Our limitations can make more sense when compared to perfection. The only man to have a perfect balance of seeing with his head and his heart was Jesus, and the only women to have a perfect balance of seeing with her head and her heart was Mary. This is not to take away from the genders of Jesus and Mary! Jesus is a man, brain chemistry included, and so he sees primarily as a man does with his head. Yet at the same time, he had a heart that loved with intense passion and emotion. Mary is a woman, and sees with her heart primarily as women do. Yet she also had an intense ability to understand the truth of her vocation, what she was to do, and cradle the feelings of her heart in a way that let her still be able to do it (what I called earlier “compartmentalizing.”)
Jesus and Mary are our ideals. As a man, I can learn from women how to make up in the areas I fall short. Women can learn from men where they fall short. This is how we can be coeducative. I definitely would not say it’s wrong to shed tears or be choked up with emotion sometimes in the workplace. As an added note in response to the Verily article, I also agree that there is a double standard with “angry” emotions being allowed, and “sad” emotions not being allowed. I don’t think emotions can be divided up between men and women, but I do think certain emotional displays have been (unjustly) given a pass while others haven’t. For a healthy workplace, or home, or anywhere for that matter, the proper balance between feeling, expressing, and compartmentalizing emotions is necessary. It is important to acknowledge the ways that men and women can learn from each other about how to handle different kinds of situations. Sometimes a situation at work calls for more rational thinking with the emotional response compartmentalized, and sometimes a situation calls for more of the heart to be involved – especially when “acknowledging a person” is just and called for.
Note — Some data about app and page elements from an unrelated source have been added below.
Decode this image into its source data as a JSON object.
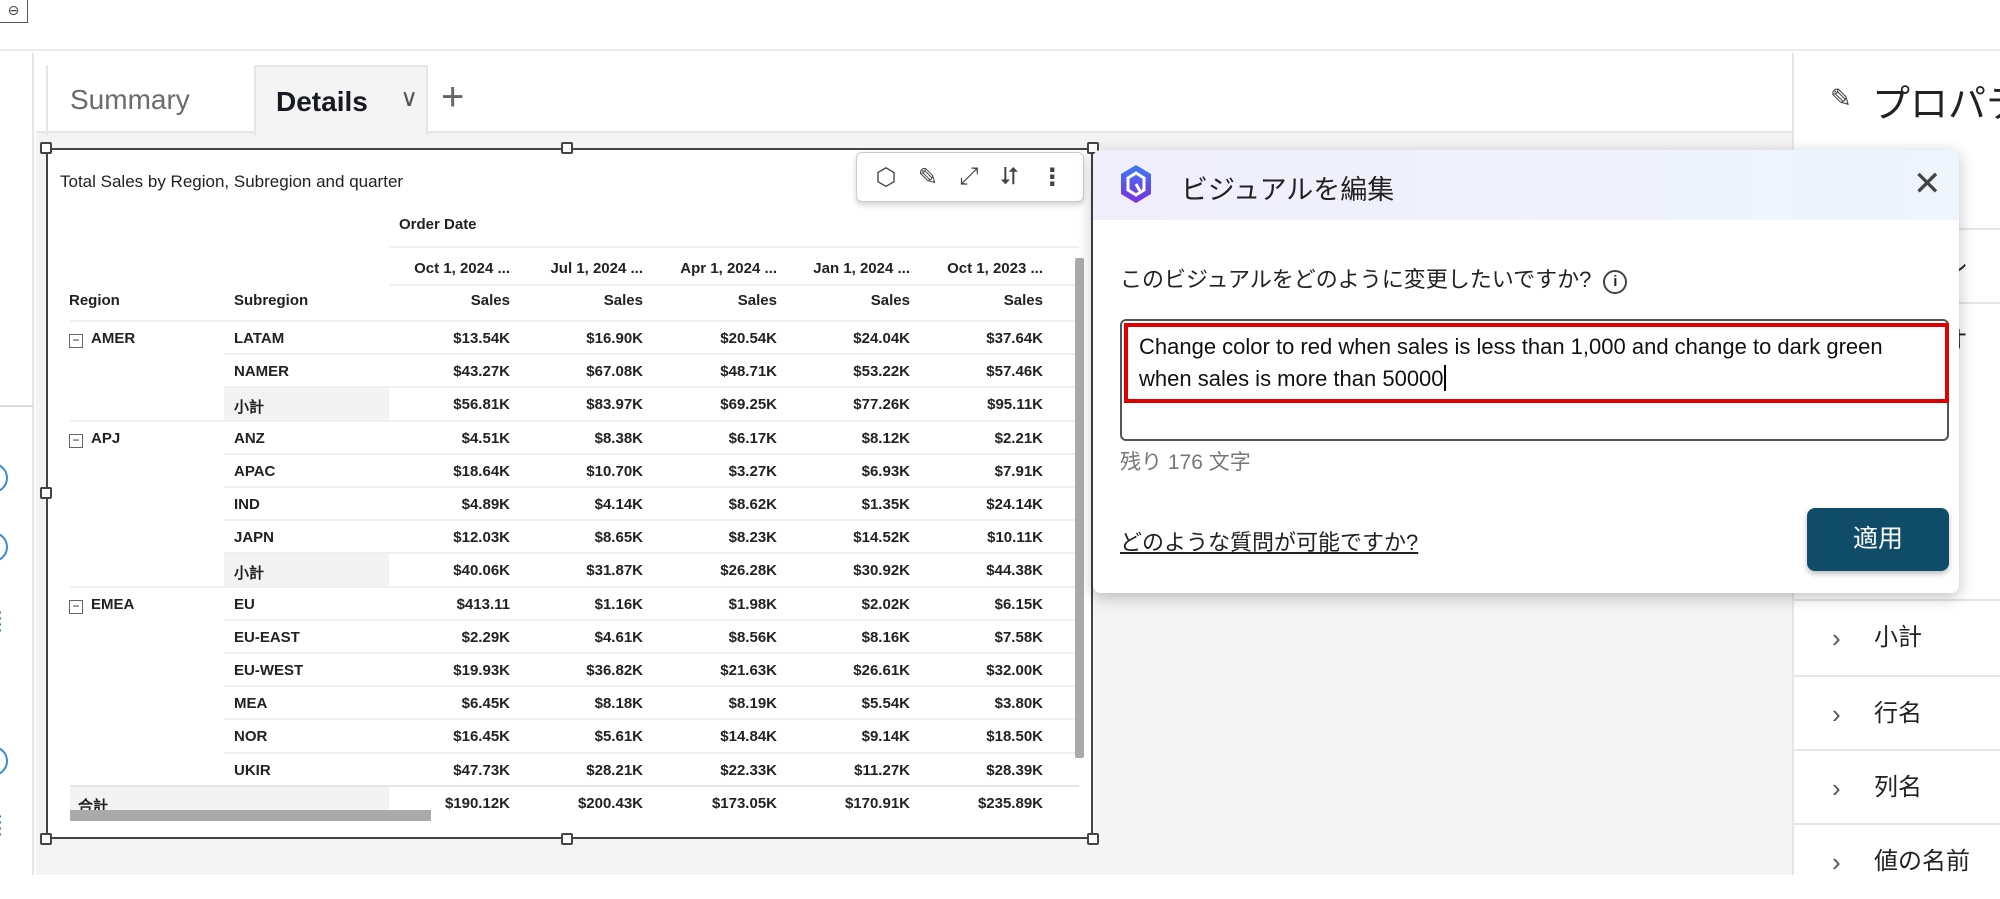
{
  "topbar": {
    "link_icon": "link-icon"
  },
  "tabs": [
    {
      "label": "Summary"
    },
    {
      "label": "Details",
      "active": true
    }
  ],
  "tab_add_label": "+",
  "visual": {
    "title": "Total Sales by Region, Subregion and quarter",
    "toolbar_icons": [
      "q-icon",
      "format-visual-icon",
      "expand-icon",
      "swap-icon",
      "more-icon"
    ],
    "column_group_header": "Order Date",
    "row_headers": [
      "Region",
      "Subregion"
    ],
    "date_columns": [
      "Oct 1, 2024 ...",
      "Jul 1, 2024 ...",
      "Apr 1, 2024 ...",
      "Jan 1, 2024 ...",
      "Oct 1, 2023 ..."
    ],
    "measure_label": "Sales",
    "rows": [
      {
        "region": "AMER",
        "subregion": "LATAM",
        "values": [
          "$13.54K",
          "$16.90K",
          "$20.54K",
          "$24.04K",
          "$37.64K"
        ]
      },
      {
        "region": "",
        "subregion": "NAMER",
        "values": [
          "$43.27K",
          "$67.08K",
          "$48.71K",
          "$53.22K",
          "$57.46K"
        ]
      },
      {
        "region": "",
        "subregion": "小計",
        "subtotal": true,
        "values": [
          "$56.81K",
          "$83.97K",
          "$69.25K",
          "$77.26K",
          "$95.11K"
        ]
      },
      {
        "region": "APJ",
        "subregion": "ANZ",
        "values": [
          "$4.51K",
          "$8.38K",
          "$6.17K",
          "$8.12K",
          "$2.21K"
        ]
      },
      {
        "region": "",
        "subregion": "APAC",
        "values": [
          "$18.64K",
          "$10.70K",
          "$3.27K",
          "$6.93K",
          "$7.91K"
        ]
      },
      {
        "region": "",
        "subregion": "IND",
        "values": [
          "$4.89K",
          "$4.14K",
          "$8.62K",
          "$1.35K",
          "$24.14K"
        ]
      },
      {
        "region": "",
        "subregion": "JAPN",
        "values": [
          "$12.03K",
          "$8.65K",
          "$8.23K",
          "$14.52K",
          "$10.11K"
        ]
      },
      {
        "region": "",
        "subregion": "小計",
        "subtotal": true,
        "values": [
          "$40.06K",
          "$31.87K",
          "$26.28K",
          "$30.92K",
          "$44.38K"
        ]
      },
      {
        "region": "EMEA",
        "subregion": "EU",
        "values": [
          "$413.11",
          "$1.16K",
          "$1.98K",
          "$2.02K",
          "$6.15K"
        ]
      },
      {
        "region": "",
        "subregion": "EU-EAST",
        "values": [
          "$2.29K",
          "$4.61K",
          "$8.56K",
          "$8.16K",
          "$7.58K"
        ]
      },
      {
        "region": "",
        "subregion": "EU-WEST",
        "values": [
          "$19.93K",
          "$36.82K",
          "$21.63K",
          "$26.61K",
          "$32.00K"
        ]
      },
      {
        "region": "",
        "subregion": "MEA",
        "values": [
          "$6.45K",
          "$8.18K",
          "$8.19K",
          "$5.54K",
          "$3.80K"
        ]
      },
      {
        "region": "",
        "subregion": "NOR",
        "values": [
          "$16.45K",
          "$5.61K",
          "$14.84K",
          "$9.14K",
          "$18.50K"
        ]
      },
      {
        "region": "",
        "subregion": "UKIR",
        "values": [
          "$47.73K",
          "$28.21K",
          "$22.33K",
          "$11.27K",
          "$28.39K"
        ]
      }
    ],
    "total": {
      "label": "合計",
      "values": [
        "$190.12K",
        "$200.43K",
        "$173.05K",
        "$170.91K",
        "$235.89K"
      ]
    }
  },
  "properties_panel": {
    "title": "プロパティ",
    "partial_items": [
      "レ",
      "オ"
    ],
    "items": [
      "小計",
      "行名",
      "列名",
      "値の名前"
    ]
  },
  "edit_visual_popup": {
    "title": "ビジュアルを編集",
    "question": "このビジュアルをどのように変更したいですか?",
    "input_value": "Change color to red when sales is less than 1,000 and change to dark green when sales is more than 50000",
    "remaining": "残り 176 文字",
    "help_link": "どのような質問が可能ですか?",
    "apply_label": "適用",
    "colors": {
      "apply_button": "#0f4c68",
      "highlight_box": "#e00000"
    }
  }
}
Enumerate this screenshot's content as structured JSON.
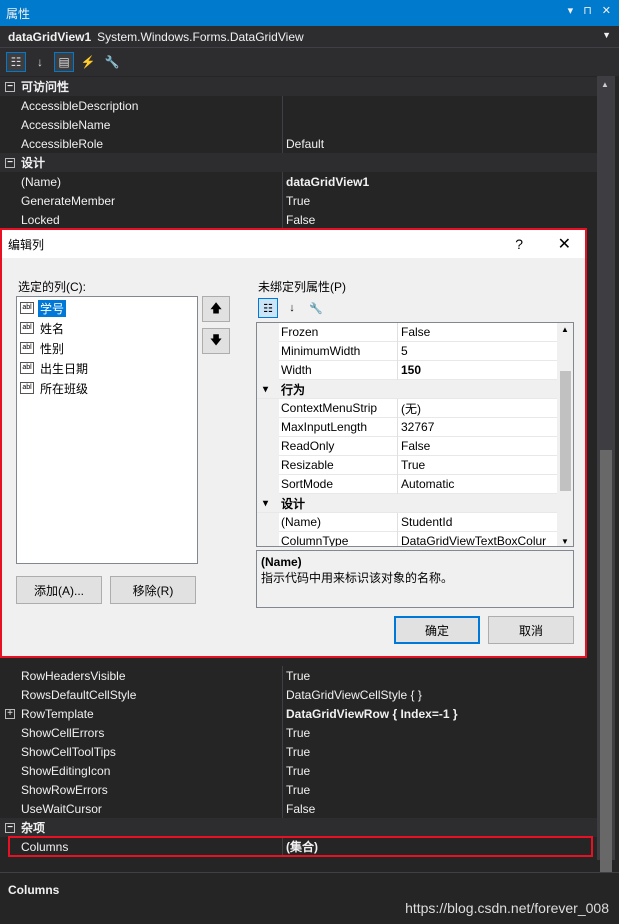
{
  "window": {
    "title": "属性",
    "object_name": "dataGridView1",
    "object_type": "System.Windows.Forms.DataGridView"
  },
  "grid_rows": [
    {
      "kind": "cat",
      "name": "可访问性"
    },
    {
      "kind": "prop",
      "name": "AccessibleDescription",
      "value": ""
    },
    {
      "kind": "prop",
      "name": "AccessibleName",
      "value": ""
    },
    {
      "kind": "prop",
      "name": "AccessibleRole",
      "value": "Default"
    },
    {
      "kind": "cat",
      "name": "设计"
    },
    {
      "kind": "prop",
      "name": "(Name)",
      "value": "dataGridView1",
      "bold": true
    },
    {
      "kind": "prop",
      "name": "GenerateMember",
      "value": "True"
    },
    {
      "kind": "prop",
      "name": "Locked",
      "value": "False"
    }
  ],
  "grid_rows_bottom": [
    {
      "kind": "prop",
      "name": "RowHeadersVisible",
      "value": "True"
    },
    {
      "kind": "prop",
      "name": "RowsDefaultCellStyle",
      "value": "DataGridViewCellStyle { }"
    },
    {
      "kind": "prop",
      "name": "RowTemplate",
      "value": "DataGridViewRow { Index=-1 }",
      "bold": true,
      "expand": true
    },
    {
      "kind": "prop",
      "name": "ShowCellErrors",
      "value": "True"
    },
    {
      "kind": "prop",
      "name": "ShowCellToolTips",
      "value": "True"
    },
    {
      "kind": "prop",
      "name": "ShowEditingIcon",
      "value": "True"
    },
    {
      "kind": "prop",
      "name": "ShowRowErrors",
      "value": "True"
    },
    {
      "kind": "prop",
      "name": "UseWaitCursor",
      "value": "False"
    },
    {
      "kind": "cat",
      "name": "杂项"
    },
    {
      "kind": "prop",
      "name": "Columns",
      "value": "(集合)",
      "bold": true
    }
  ],
  "description": {
    "title": "Columns"
  },
  "watermark": "https://blog.csdn.net/forever_008",
  "dialog": {
    "title": "编辑列",
    "help": "?",
    "selected_label": "选定的列(C):",
    "columns": [
      "学号",
      "姓名",
      "性别",
      "出生日期",
      "所在班级"
    ],
    "selected_index": 0,
    "props_label": "未绑定列属性(P)",
    "add_button": "添加(A)...",
    "remove_button": "移除(R)",
    "ok_button": "确定",
    "cancel_button": "取消",
    "props": [
      {
        "kind": "prop",
        "name": "Frozen",
        "value": "False"
      },
      {
        "kind": "prop",
        "name": "MinimumWidth",
        "value": "5"
      },
      {
        "kind": "prop",
        "name": "Width",
        "value": "150",
        "bold": true
      },
      {
        "kind": "cat",
        "name": "行为"
      },
      {
        "kind": "prop",
        "name": "ContextMenuStrip",
        "value": "(无)"
      },
      {
        "kind": "prop",
        "name": "MaxInputLength",
        "value": "32767"
      },
      {
        "kind": "prop",
        "name": "ReadOnly",
        "value": "False"
      },
      {
        "kind": "prop",
        "name": "Resizable",
        "value": "True"
      },
      {
        "kind": "prop",
        "name": "SortMode",
        "value": "Automatic"
      },
      {
        "kind": "cat",
        "name": "设计"
      },
      {
        "kind": "prop",
        "name": "(Name)",
        "value": "StudentId"
      },
      {
        "kind": "prop",
        "name": "ColumnType",
        "value": "DataGridViewTextBoxColur"
      }
    ],
    "desc_title": "(Name)",
    "desc_text": "指示代码中用来标识该对象的名称。"
  },
  "colors": {
    "accent": "#007acc",
    "highlight": "#e81123",
    "background": "#252526"
  }
}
So, should a woman “man-up” at work? Sometimes, maybe. But only insofar as a man should “woman-up” as well.